▶ _Task objective_
Go through the data below. List every line that holds the word "heading".
--------------------------------
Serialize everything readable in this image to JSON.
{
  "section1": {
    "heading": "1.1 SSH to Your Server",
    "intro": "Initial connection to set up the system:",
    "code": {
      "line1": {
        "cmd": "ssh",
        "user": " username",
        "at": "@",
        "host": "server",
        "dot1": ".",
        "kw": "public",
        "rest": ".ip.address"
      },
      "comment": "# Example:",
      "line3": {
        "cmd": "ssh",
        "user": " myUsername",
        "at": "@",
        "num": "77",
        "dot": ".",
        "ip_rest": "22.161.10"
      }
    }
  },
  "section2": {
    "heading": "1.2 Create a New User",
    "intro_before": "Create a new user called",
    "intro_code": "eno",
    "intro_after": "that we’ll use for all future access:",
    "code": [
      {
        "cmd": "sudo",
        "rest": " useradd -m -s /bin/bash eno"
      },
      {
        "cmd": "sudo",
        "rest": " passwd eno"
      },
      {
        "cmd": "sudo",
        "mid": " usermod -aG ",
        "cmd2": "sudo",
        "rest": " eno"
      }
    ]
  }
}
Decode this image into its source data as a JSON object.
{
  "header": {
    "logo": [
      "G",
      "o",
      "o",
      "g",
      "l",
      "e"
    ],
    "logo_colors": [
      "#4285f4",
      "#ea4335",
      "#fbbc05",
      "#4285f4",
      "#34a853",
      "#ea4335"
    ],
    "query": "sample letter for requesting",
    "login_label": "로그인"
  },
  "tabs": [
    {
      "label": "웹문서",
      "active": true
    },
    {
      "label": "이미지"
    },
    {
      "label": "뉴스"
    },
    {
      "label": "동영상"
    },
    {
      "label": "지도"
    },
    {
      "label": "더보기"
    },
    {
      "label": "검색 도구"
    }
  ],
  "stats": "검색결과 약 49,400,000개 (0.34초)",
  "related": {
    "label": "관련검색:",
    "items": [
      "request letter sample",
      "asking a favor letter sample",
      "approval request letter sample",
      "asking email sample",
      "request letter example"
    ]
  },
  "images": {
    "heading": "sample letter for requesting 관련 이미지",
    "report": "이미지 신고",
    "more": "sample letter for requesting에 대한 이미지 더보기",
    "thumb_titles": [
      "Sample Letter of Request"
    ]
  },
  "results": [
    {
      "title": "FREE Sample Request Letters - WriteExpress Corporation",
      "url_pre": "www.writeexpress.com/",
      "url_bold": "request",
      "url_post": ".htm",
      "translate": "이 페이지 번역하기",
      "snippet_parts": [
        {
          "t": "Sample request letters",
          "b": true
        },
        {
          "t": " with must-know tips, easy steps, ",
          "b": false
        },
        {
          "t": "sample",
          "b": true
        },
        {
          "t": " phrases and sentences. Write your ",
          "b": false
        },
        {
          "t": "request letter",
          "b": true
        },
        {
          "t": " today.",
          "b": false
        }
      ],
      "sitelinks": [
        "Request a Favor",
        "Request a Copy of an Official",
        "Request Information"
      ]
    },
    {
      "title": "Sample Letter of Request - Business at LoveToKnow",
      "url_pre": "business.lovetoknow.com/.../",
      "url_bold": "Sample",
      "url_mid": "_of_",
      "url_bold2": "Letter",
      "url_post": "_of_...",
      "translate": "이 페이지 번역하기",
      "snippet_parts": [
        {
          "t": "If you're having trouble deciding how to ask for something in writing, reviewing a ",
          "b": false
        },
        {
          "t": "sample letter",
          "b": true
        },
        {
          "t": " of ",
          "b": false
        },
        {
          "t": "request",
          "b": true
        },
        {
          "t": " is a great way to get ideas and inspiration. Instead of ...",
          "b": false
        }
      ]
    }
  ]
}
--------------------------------
▶ _Solution to this exercise_
    "heading": "1.1 SSH to Your Server",
    "heading": "1.2 Create a New User",
    "heading": "sample letter for requesting 관련 이미지",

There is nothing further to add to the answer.